|Authors||Patel SR, Penniston KL, Iwicki L, Saeed I, Crenshaw TD, Nakada SY|
|Journal||J. Endourol. Volume: 26 Issue: 5 Pages: 433-8|
|Publish Date||2012 May|

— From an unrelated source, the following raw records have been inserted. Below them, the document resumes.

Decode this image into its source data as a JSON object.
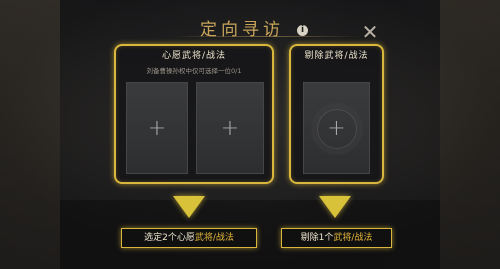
{
  "dialog": {
    "title": "定向寻访",
    "info_icon": "info-icon",
    "close_icon": "close-icon",
    "close_label": "✕"
  },
  "wish_panel": {
    "title": "心愿武将/战法",
    "subtitle": "刘备曹操孙权中仅可选择一位0/1",
    "slots": [
      {
        "icon": "plus-icon",
        "label": "+"
      },
      {
        "icon": "plus-icon",
        "label": "+"
      }
    ]
  },
  "exclude_panel": {
    "title": "剔除武将/战法",
    "slots": [
      {
        "icon": "plus-icon",
        "label": "+"
      }
    ]
  },
  "captions": {
    "left_prefix": "选定2个心愿",
    "left_highlight": "武将/战法",
    "right_prefix": "剔除1个",
    "right_highlight": "武将/战法"
  },
  "colors": {
    "accent_gold": "#d9b73e",
    "title_gold": "#c9a55a",
    "highlight": "#e5b83a"
  }
}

The purpose of our study was to determine if a hydroxyproline (HP) or gelatin diet could induce long-term hyperoxaluria in the porcine model.A total of 18 gravid crossbred sows (Large White × Landrace) were randomly allotted into three treatment groups: 5% HP, 10% HP, and gelatin diet. All sows were catheterized 1 day before starting treatment diet. Catheters were left in place for 5 days before being removed. Sows were recatheterized for urine collections on days 11 to 12 and days 21 to 22. Urine was collected for each entire 24-hour period, and urinary oxalate was determined by ion chromatography.Urinary oxalate concentrations for all three diets peaked within the first 5 days of the diet. The sows fed the 5% HP, 10% HP, and gelatin diets had an early peak in urinary oxalate concentration (mg/L) at day 2 (158% increase), day 5 (316% increase), and day 5 (830% increase), respectively. The day 21 to 22 time points in all three diets demonstrated markedly increased urinary oxalate concentrations in comparison with baseline, with some concentrations higher than the early time point peaks (day 22: 5% HP=1906% increase, P=0.12; 10% HP=640% increase, P=0.02; gelatin=501% increase, P=0.01).Although both the 10% HP and gelatin diets induce significant short- and long-term hyperoxaluria in the porcine model, the gelatin diet is more cost-effective. The ability to induce long-term hyperoxaluria has important implications in establishing a porcine model for oxalate urolithiasis.